The fact remains that nobody has been able to demonstrate a league-wide skill to induce popups. If Weaver and Cain have that ability, they’d be outliers. And we have a big book on these two by now — it’s more important to be skeptical of younger pitchers with high infield fly ball rates. Jeremy Hellickson, for example, beat his estimators by a run and a half last season and is doing it again this season. Last year, a 16.2% IFFB rate helped, along with a tiny batting average on balls in play. This year, his infield fly percentage is 10.7%, or about normal for a non-ground-ball pitcher. Phil Hughes is having one of his better years. But despite many of his peripherals being in line with his production, many of his ERA estimators are skeptical. That might be because he has the second-highest popup rate this season among qualified pitchers, which, at 15.9%, is a couple ticks higher than his career rate (13.1%). Again, he’s a fly ball pitcher, so the career rate is maybe believable, but this year’s number is excessive.
It’s really as simple as this. Look at last year’s popup leaderboard, and then compare it to this year’s version. If any of the names are similar, you’ll notice they are a fly ball pitcher. And if a pitcher allows batters to put the ball in the air, they have a best case scenario (the popup) and a worst case scenario (the home run), and there’s little evidence they can do much to suppress either without a little help from their home park. As far as we can tell, inducing the popup is not a pitcher skill.

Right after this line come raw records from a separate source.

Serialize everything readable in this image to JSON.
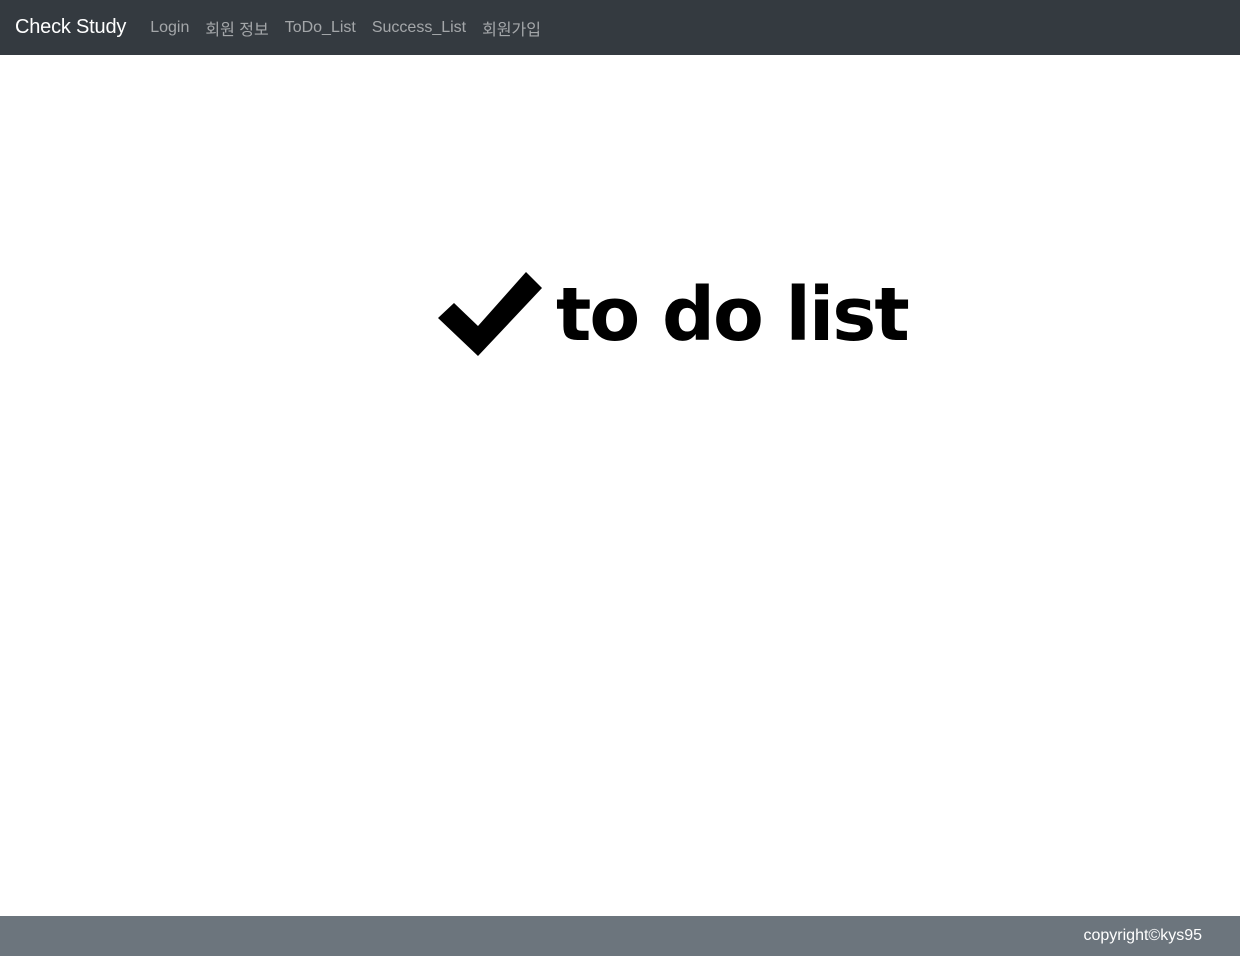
{
  "navbar": {
    "brand": "Check Study",
    "links": [
      {
        "label": "Login"
      },
      {
        "label": "회원 정보"
      },
      {
        "label": "ToDo_List"
      },
      {
        "label": "Success_List"
      },
      {
        "label": "회원가입"
      }
    ]
  },
  "main": {
    "logo": {
      "icon": "checkmark-icon",
      "text": "to do list"
    }
  },
  "footer": {
    "copyright": "copyright©kys95"
  },
  "colors": {
    "navbar_bg": "#343a40",
    "footer_bg": "#6c757d",
    "nav_link": "rgba(255,255,255,0.55)",
    "logo": "#000000"
  }
}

And that’s probably why there are no video tutorials telling pitchers how to induce popups.